Of the 47 articles and commentaries which covered the story, 43 contained no mention of the role of the WTO. Coyly, 9 of the 43 articles mentioned pressures from foreign countries without mention of the WTO. The Los Angeles Times went so far as to state cryptically that "In a sense, the Supreme Court case contains echoes of December's demonstrations against the World Trade Organization in Seattle." But the New York Times deserves the award for coyness for writing that the European Community had "lodged an official protest," and defenders of the Massachusetts law had "tapped into some of the populist anger ... recently directed against the World Trade Organization," without actually mentioning that the cited "official protest" was a WTO challenge.
The WTO did, however, make numerous U.S. headlines in 2000 for an export subsidies dispute between the U.S. and Europe, and for the grant of Permanent Normal Trade Relations (PNTR) status to China.

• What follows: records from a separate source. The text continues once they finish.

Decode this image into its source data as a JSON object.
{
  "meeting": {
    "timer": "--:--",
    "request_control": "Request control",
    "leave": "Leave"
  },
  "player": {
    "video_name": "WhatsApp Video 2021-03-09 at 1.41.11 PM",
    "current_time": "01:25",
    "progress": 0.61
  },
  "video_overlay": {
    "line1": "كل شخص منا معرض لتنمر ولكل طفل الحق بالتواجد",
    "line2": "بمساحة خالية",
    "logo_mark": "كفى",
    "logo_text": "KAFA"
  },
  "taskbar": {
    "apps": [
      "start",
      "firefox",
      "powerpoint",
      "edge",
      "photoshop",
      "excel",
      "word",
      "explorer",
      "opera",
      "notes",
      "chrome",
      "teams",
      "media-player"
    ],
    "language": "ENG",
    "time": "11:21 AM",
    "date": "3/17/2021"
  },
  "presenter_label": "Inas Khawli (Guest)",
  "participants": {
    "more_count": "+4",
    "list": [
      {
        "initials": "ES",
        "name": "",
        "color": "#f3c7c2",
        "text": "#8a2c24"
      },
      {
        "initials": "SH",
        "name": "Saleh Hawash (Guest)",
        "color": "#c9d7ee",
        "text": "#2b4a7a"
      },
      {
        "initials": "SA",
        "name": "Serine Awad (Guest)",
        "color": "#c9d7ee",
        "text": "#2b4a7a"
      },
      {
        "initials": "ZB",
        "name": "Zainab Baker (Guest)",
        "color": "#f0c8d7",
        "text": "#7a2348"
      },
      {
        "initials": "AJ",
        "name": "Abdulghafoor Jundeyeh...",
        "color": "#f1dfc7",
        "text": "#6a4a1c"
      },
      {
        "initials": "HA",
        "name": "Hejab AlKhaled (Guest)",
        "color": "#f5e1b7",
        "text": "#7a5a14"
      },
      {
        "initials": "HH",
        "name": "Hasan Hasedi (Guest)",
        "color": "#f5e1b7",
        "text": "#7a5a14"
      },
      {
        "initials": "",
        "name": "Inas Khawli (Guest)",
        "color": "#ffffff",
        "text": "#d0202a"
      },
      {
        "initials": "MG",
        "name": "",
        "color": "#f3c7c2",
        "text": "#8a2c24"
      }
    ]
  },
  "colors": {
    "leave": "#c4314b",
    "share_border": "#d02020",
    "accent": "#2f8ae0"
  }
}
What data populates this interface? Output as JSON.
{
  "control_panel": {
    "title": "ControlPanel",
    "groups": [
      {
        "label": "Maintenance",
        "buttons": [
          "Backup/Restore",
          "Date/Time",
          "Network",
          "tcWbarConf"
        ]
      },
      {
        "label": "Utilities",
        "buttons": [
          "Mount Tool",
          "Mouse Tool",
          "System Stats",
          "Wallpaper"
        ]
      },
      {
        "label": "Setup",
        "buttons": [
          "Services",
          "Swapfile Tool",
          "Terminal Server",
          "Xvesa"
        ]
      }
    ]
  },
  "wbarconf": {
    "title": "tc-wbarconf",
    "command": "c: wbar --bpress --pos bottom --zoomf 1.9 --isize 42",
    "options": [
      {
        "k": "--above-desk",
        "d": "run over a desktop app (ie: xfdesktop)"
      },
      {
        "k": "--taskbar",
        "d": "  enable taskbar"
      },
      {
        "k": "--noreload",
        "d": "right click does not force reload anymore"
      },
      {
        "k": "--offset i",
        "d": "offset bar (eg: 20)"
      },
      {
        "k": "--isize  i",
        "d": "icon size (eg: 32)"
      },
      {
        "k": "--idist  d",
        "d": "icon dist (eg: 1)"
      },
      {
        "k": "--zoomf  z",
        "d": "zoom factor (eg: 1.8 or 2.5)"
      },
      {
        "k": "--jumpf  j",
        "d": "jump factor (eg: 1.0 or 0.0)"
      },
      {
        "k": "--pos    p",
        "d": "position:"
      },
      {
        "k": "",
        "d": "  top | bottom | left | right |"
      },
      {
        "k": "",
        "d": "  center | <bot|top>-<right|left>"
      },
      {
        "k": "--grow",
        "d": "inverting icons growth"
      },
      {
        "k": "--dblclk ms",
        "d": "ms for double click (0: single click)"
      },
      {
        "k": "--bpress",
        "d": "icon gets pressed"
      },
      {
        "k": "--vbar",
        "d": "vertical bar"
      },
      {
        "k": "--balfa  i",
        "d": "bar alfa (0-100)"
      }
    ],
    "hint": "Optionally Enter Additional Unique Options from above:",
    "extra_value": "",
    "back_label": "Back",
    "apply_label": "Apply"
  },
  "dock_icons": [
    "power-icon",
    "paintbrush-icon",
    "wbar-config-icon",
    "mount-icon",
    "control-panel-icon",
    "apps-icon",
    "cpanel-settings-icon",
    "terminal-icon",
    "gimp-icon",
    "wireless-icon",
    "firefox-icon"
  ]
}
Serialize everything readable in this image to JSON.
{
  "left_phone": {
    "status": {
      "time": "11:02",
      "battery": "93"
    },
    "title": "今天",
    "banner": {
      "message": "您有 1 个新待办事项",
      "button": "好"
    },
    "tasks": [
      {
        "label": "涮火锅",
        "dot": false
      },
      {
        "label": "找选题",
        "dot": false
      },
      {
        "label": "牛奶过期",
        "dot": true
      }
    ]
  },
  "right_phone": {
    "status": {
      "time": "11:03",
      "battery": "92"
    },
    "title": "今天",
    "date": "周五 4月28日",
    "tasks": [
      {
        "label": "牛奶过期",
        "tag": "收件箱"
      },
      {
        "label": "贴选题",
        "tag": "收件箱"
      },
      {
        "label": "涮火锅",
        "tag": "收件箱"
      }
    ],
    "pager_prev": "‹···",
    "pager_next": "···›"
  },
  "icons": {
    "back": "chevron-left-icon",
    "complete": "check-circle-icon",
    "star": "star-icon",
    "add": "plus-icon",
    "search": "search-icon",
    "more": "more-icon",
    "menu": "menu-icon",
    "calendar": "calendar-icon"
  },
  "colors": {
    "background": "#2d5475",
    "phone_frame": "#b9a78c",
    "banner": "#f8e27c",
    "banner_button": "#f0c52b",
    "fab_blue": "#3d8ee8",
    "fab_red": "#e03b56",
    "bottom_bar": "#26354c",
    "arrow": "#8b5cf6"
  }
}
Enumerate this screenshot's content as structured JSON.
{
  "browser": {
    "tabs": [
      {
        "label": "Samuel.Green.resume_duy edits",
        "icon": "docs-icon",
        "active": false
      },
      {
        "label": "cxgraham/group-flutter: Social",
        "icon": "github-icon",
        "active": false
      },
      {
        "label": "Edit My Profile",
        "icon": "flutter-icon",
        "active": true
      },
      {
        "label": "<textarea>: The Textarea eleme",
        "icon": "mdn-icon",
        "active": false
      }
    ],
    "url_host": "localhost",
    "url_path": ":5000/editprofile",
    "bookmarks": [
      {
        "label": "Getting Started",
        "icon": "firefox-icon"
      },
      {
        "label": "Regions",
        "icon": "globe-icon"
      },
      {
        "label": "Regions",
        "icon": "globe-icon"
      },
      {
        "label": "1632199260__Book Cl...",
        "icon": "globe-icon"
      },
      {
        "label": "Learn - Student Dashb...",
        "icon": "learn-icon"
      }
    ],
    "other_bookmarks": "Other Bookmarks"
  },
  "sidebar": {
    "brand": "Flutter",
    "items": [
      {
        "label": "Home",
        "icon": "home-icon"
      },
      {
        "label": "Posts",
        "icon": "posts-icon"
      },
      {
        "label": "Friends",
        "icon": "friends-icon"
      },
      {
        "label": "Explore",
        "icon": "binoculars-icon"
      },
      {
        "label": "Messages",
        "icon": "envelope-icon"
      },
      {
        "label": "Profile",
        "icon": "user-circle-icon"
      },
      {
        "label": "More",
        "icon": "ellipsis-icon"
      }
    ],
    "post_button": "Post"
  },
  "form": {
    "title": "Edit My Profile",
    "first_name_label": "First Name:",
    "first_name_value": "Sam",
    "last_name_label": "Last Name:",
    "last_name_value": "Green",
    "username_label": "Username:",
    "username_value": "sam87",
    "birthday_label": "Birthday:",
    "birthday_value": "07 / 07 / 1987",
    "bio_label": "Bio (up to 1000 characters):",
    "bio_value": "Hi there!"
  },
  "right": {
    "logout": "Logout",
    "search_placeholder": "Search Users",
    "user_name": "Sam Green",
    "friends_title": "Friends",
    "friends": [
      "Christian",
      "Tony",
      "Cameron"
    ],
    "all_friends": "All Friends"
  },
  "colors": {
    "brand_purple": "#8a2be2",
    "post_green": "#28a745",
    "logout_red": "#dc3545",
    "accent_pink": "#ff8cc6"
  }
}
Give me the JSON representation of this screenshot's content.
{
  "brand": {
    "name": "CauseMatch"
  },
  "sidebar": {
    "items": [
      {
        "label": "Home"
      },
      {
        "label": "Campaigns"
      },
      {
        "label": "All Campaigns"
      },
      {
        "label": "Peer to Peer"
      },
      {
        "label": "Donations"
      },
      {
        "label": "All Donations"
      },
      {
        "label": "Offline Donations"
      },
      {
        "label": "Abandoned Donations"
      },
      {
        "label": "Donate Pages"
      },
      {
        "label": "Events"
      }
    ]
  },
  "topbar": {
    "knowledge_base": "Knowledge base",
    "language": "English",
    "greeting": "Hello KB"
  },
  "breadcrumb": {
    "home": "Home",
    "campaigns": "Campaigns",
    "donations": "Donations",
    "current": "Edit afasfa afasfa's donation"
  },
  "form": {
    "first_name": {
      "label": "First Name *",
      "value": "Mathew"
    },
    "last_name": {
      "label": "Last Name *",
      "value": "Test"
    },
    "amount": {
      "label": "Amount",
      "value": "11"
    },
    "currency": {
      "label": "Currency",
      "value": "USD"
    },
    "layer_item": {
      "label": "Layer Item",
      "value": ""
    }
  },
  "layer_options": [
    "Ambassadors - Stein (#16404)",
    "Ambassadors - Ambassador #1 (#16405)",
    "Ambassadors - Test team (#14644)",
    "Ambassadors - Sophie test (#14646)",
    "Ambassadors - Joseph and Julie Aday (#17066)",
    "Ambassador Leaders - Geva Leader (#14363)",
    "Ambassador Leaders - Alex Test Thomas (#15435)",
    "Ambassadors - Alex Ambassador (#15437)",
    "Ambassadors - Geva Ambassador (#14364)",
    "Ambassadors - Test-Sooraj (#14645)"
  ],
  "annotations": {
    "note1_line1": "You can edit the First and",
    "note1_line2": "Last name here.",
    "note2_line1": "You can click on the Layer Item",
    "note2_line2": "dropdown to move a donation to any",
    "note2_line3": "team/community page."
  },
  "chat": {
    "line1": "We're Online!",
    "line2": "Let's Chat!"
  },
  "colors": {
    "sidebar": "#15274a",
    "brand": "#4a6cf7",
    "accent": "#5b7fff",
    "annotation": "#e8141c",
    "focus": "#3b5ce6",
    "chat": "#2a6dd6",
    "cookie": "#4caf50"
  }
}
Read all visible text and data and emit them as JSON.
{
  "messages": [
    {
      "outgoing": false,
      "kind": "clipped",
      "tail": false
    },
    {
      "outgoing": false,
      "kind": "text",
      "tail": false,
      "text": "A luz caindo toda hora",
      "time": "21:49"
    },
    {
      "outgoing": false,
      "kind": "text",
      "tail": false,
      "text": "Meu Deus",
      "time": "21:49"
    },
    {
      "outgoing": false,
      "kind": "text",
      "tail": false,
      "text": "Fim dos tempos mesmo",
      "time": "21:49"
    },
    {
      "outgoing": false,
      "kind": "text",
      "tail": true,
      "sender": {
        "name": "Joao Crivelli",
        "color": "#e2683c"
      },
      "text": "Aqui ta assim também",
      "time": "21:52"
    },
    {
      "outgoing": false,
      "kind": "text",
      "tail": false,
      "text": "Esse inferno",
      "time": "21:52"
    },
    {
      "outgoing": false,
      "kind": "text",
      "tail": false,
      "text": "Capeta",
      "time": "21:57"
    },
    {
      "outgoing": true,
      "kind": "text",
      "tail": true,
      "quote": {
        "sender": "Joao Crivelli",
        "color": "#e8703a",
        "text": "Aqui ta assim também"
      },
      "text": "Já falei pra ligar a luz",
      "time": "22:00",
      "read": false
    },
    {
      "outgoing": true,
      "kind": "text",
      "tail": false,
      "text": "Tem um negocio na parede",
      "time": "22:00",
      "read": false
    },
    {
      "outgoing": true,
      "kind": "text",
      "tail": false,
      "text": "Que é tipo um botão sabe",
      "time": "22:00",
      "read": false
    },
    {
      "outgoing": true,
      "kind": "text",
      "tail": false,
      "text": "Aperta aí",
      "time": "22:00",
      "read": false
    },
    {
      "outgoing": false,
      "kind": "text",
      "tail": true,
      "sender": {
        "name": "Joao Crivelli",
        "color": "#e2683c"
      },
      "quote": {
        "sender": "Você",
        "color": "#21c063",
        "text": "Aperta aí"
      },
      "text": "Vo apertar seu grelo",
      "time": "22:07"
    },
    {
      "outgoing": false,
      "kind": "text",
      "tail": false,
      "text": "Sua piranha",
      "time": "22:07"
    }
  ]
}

Neither issue involved a direct attack by the WTO on domestic environmental or human rights laws. Nine articles in the major dailies covered the export subsidies dispute with Europe, with mention of the WTO in all but one of the articles (a one-sentence squib in the Wall Street Journal), and the appearance of the WTO in three of the headlines. At least 1063 articles and commentaries covered PNTR for China. China's application for membership in the WTO was mentioned in 292 of the articles and commentaries, and referred to in 31 headlines. Although the articles often suggested a direct link between the grant of PNTR for China and China's admittance into the WTO, such was not the case. The relevance of the WTO is somewhat less direct and therefore less deserving of such frequent mention: Had the US not granted PNTR to China, and if China does attain membership in the WTO, then, if the US was to ever apply trade sanctions against China, China could retaliate via the WTO.
In summary, of the articles covering developments in the Marine Mammal Protection Act, none of them mentioned the WTO; none of the articles covering news related to endangered sea turtles mentioned the WTO; only a single article nationwide mentioned Malaysia's resumption of aggressions against the Endangered Species Act via the WTO; and less than 10% of the articles about the Massachusetts-Burma law mentioned the WTO. In contrast, with regards to the export subsidies dispute with Europe, the WTO was mentioned in nearly all of the articles, and appeared in one-third the headlines; and nearly 30% of the articles covering PNTR for China discussed the WTO. Furthermore, disregarding whether the WTO was mentioned or not, the 69 articles covering issues related to WTO attacks on US environmental and human rights laws was substantially outnumbered by 1080 articles covering other types of WTO-related news.
The WTO has indeed disappeared from the major US daily newspapers like the Cheshire cat, leaving behind only the innocuous grin of news which does not mention WTO attacks on US environmental, consumer safety, or human rights laws. And while this may be disheartening, hopefully it will galvanize our efforts to build grassroots, decentralized media to cover the news which the corporate media, due to their vested interests, choose to neglect.
Published in Tacoma Reporter, Buffalo Beat, Worcester Magazine, The Progressive Populist, Random Lengths News, New Democracy, WHY Magazine, LiP, and Project Censored: Most-Censored Stories of 2001. (c) Larry Shaw 2001